[Items listed in a dataset]
■ ■ ■ ■

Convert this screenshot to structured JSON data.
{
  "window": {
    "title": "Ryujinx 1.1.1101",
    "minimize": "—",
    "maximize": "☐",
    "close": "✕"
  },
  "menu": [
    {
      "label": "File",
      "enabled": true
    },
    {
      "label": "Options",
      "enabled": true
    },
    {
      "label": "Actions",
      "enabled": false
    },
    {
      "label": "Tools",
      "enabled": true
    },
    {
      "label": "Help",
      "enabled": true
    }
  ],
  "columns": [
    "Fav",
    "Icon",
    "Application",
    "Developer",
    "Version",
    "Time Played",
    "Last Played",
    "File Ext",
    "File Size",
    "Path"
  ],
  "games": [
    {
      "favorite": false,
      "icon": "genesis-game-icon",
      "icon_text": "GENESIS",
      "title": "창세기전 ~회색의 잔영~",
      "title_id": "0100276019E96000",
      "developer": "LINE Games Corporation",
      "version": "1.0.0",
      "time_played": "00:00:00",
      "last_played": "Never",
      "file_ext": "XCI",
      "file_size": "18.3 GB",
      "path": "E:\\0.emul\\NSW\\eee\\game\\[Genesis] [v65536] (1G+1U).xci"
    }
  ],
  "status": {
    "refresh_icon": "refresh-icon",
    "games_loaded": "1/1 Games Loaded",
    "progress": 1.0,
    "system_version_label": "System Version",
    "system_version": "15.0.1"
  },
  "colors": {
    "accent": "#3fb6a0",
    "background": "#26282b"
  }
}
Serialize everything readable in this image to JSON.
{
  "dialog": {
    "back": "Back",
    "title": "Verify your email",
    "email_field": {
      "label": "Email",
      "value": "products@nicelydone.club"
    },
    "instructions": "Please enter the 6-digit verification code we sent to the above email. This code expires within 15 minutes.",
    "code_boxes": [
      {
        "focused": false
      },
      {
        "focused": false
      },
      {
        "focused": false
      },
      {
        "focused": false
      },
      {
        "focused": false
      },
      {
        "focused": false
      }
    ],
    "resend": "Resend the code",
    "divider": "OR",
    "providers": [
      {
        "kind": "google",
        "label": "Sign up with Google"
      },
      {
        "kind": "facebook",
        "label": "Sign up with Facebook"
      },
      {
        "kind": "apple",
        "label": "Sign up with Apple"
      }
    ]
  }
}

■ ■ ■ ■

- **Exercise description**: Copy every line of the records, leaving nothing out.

- **Output for this task**:
Convert this screenshot to structured JSON data.
{
  "window": {
    "title": "Ryujinx 1.1.1101",
    "minimize": "—",
    "maximize": "☐",
    "close": "✕"
  },
  "menu": [
    {
      "label": "File",
      "enabled": true
    },
    {
      "label": "Options",
      "enabled": true
    },
    {
      "label": "Actions",
      "enabled": false
    },
    {
      "label": "Tools",
      "enabled": true
    },
    {
      "label": "Help",
      "enabled": true
    }
  ],
  "columns": [
    "Fav",
    "Icon",
    "Application",
    "Developer",
    "Version",
    "Time Played",
    "Last Played",
    "File Ext",
    "File Size",
    "Path"
  ],
  "games": [
    {
      "favorite": false,
      "icon": "genesis-game-icon",
      "icon_text": "GENESIS",
      "title": "창세기전 ~회색의 잔영~",
      "title_id": "0100276019E96000",
      "developer": "LINE Games Corporation",
      "version": "1.0.0",
      "time_played": "00:00:00",
      "last_played": "Never",
      "file_ext": "XCI",
      "file_size": "18.3 GB",
      "path": "E:\\0.emul\\NSW\\eee\\game\\[Genesis] [v65536] (1G+1U).xci"
    }
  ],
  "status": {
    "refresh_icon": "refresh-icon",
    "games_loaded": "1/1 Games Loaded",
    "progress": 1.0,
    "system_version_label": "System Version",
    "system_version": "15.0.1"
  },
  "colors": {
    "accent": "#3fb6a0",
    "background": "#26282b"
  }
}
Serialize everything readable in this image to JSON.
{
  "dialog": {
    "back": "Back",
    "title": "Verify your email",
    "email_field": {
      "label": "Email",
      "value": "products@nicelydone.club"
    },
    "instructions": "Please enter the 6-digit verification code we sent to the above email. This code expires within 15 minutes.",
    "code_boxes": [
      {
        "focused": false
      },
      {
        "focused": false
      },
      {
        "focused": false
      },
      {
        "focused": false
      },
      {
        "focused": false
      },
      {
        "focused": false
      }
    ],
    "resend": "Resend the code",
    "divider": "OR",
    "providers": [
      {
        "kind": "google",
        "label": "Sign up with Google"
      },
      {
        "kind": "facebook",
        "label": "Sign up with Facebook"
      },
      {
        "kind": "apple",
        "label": "Sign up with Apple"
      }
    ]
  }
}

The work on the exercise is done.